When immigrants came to the U.S. from various lands, they strove to become thoroughly American. It became common practice to speak only English in the presence of the children. However, one expression Norwegian immigrants found it impossible to shed was "uff da!" The term sounds just like what it seeks to convey: disgruntlement.
Professor Odd Lovoll of St. Olaf College (in Minnesota) was quoted in the Norwegian press as bemoaning the lack of conversancy of most Norwegian Americans with the Norwegian language -- with the Norwegian vocabulary of most limited to "uff da." What this reflects is that "uff da" is probably the Norwegian expression best known to Norwegian Americans.

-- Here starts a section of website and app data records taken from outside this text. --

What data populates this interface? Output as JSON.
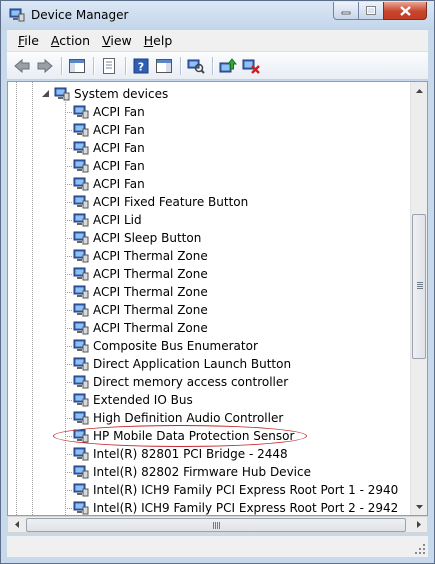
{
  "window": {
    "title": "Device Manager",
    "caption_buttons": [
      "minimize-icon",
      "maximize-icon",
      "close-icon"
    ]
  },
  "menu": [
    {
      "label": "File",
      "accel": "F"
    },
    {
      "label": "Action",
      "accel": "A"
    },
    {
      "label": "View",
      "accel": "V"
    },
    {
      "label": "Help",
      "accel": "H"
    }
  ],
  "toolbar": [
    "back-icon",
    "forward-icon",
    "show-hide-console-tree-icon",
    "properties-icon",
    "help-icon",
    "action-pane-icon",
    "scan-hardware-icon",
    "update-driver-icon",
    "uninstall-icon"
  ],
  "tree": {
    "category": {
      "label": "System devices",
      "expanded": true
    },
    "devices": [
      "ACPI Fan",
      "ACPI Fan",
      "ACPI Fan",
      "ACPI Fan",
      "ACPI Fan",
      "ACPI Fixed Feature Button",
      "ACPI Lid",
      "ACPI Sleep Button",
      "ACPI Thermal Zone",
      "ACPI Thermal Zone",
      "ACPI Thermal Zone",
      "ACPI Thermal Zone",
      "ACPI Thermal Zone",
      "Composite Bus Enumerator",
      "Direct Application Launch Button",
      "Direct memory access controller",
      "Extended IO Bus",
      "High Definition Audio Controller",
      "HP Mobile Data Protection Sensor",
      "Intel(R) 82801 PCI Bridge - 2448",
      "Intel(R) 82802 Firmware Hub Device",
      "Intel(R) ICH9 Family PCI Express Root Port 1 - 2940",
      "Intel(R) ICH9 Family PCI Express Root Port 2 - 2942"
    ],
    "highlighted": "HP Mobile Data Protection Sensor"
  },
  "colors": {
    "highlight_ellipse": "#c1272d",
    "title_bar": "#c3d5ea"
  }
}
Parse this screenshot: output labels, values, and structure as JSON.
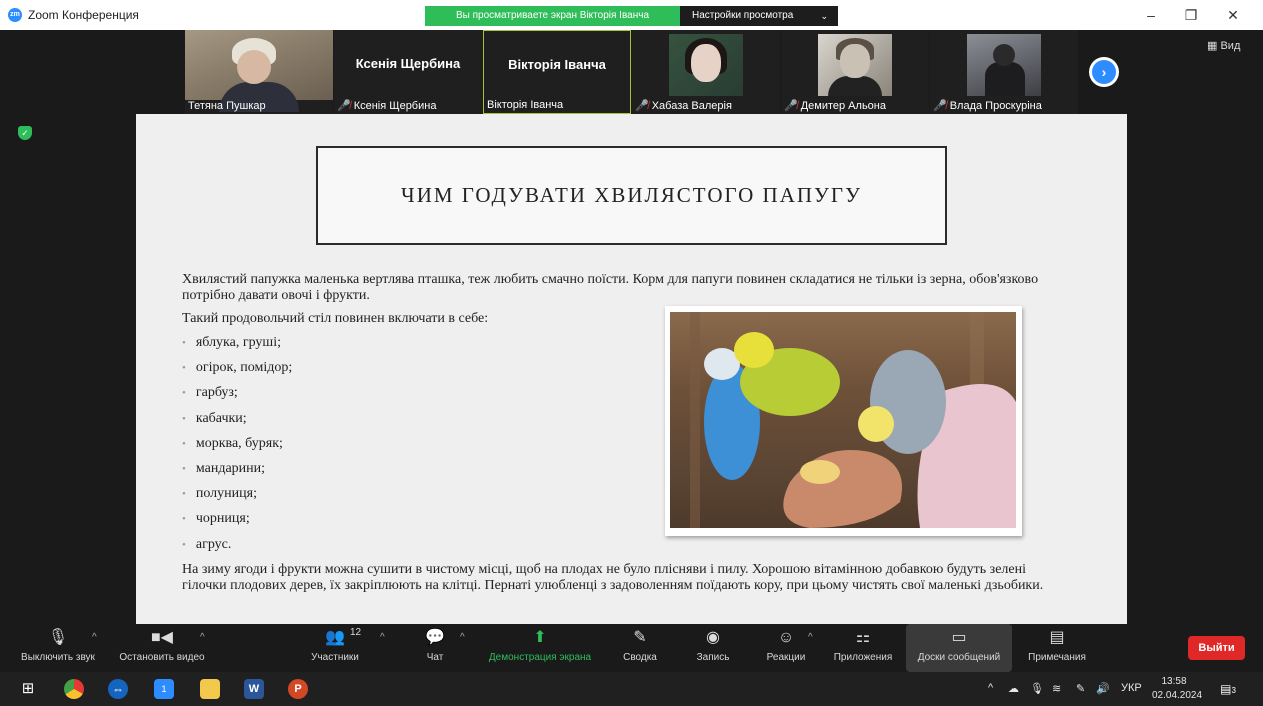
{
  "window": {
    "title": "Zoom Конференция",
    "logo_text": "zm",
    "share_banner": "Вы просматриваете экран Вікторія Іванча",
    "view_settings": "Настройки просмотра",
    "controls": {
      "minimize": "–",
      "maximize": "❐",
      "close": "✕"
    }
  },
  "participants": [
    {
      "label": "Тетяна Пушкар",
      "muted": false
    },
    {
      "name": "Ксенія Щербина",
      "label": "Ксенія Щербина",
      "muted": true
    },
    {
      "name": "Вікторія Іванча",
      "label": "Вікторія Іванча",
      "muted": false,
      "active": true
    },
    {
      "label": "Хабаза Валерія",
      "muted": true
    },
    {
      "label": "Демитер Альона",
      "muted": true
    },
    {
      "label": "Влада Проскуріна",
      "muted": true
    }
  ],
  "view_button": "Вид",
  "document": {
    "title": "ЧИМ ГОДУВАТИ ХВИЛЯСТОГО ПАПУГУ",
    "intro": "Хвилястий папужка маленька вертлява пташка, теж любить смачно поїсти. Корм для папуги повинен складатися не тільки із зерна, обов'язково потрібно давати овочі і фрукти.",
    "list_intro": "Такий продовольчий стіл повинен включати в себе:",
    "items": [
      "яблука, груші;",
      "огірок, помідор;",
      "гарбуз;",
      "кабачки;",
      "морква, буряк;",
      "мандарини;",
      "полуниця;",
      "чорниця;",
      "агрус."
    ],
    "outro": "На зиму ягоди і фрукти можна сушити в чистому місці, щоб на плодах не було плісняви і пилу. Хорошою вітамінною добавкою будуть зелені гілочки плодових дерев, їх закріплюють на клітці. Пернаті улюбленці з задоволенням поїдають кору, при цьому чистять свої маленькі дзьобики."
  },
  "toolbar": {
    "mute": "Выключить звук",
    "video": "Остановить видео",
    "participants": "Участники",
    "participants_count": "12",
    "chat": "Чат",
    "share": "Демонстрация экрана",
    "summary": "Сводка",
    "record": "Запись",
    "reactions": "Реакции",
    "apps": "Приложения",
    "whiteboards": "Доски сообщений",
    "notes": "Примечания",
    "leave": "Выйти"
  },
  "taskbar": {
    "language": "УКР",
    "time": "13:58",
    "date": "02.04.2024",
    "zoom_badge": "1",
    "notif_badge": "3"
  }
}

It is a perfectly polite expression which may be used in place of various vulgarisms employed to evince displeasure. One wag has observed, "In Norway, Charlie Brown says, 'uff da!' instead of 'Good grief!.' "
It is an analogue of such words in other languages as "oy vey" or "carumba."
"Da" means "then." Literally, "ja da" means "yes, then," "nei da" means "no, then," and "uff da" means, well, "uff, then."
Dag Petter Eide of Ålesund suggests we might be "a bit too engaged by the little quite meaningless phrase." It's understandable that in Norway, little significance would be ascribed to that or any other commonly uttered expression. But in the U.S.A., those of us of Norwegian extraction are united by our memories of our progenitors grumbling, "Uff da!" Eide notes that "søren" is a term that might be invoked on any occasion when "uff da" seems appropriate. But "uff da" has the sound that perfectly matches the emotion, and is the phrase that comes readily to our minds if not to our lips.
"Uff da!" is no longer an expression cognizable only by Norwegians and those of Norwegian extraction. Evidence of that is "Uff Da" page in English posted by a Japanese neurologist, "Dr. Y" (Shunji Yasaki). The website has no relation to Norway except for its inspiration: while in Minnesota, Dr. Yasaki befriended some Norwegian Americans and encountered the expression "uff da."
The opening of the joke page reads:
(c) 1998-2007, Roger M. Grace. All rights reserved.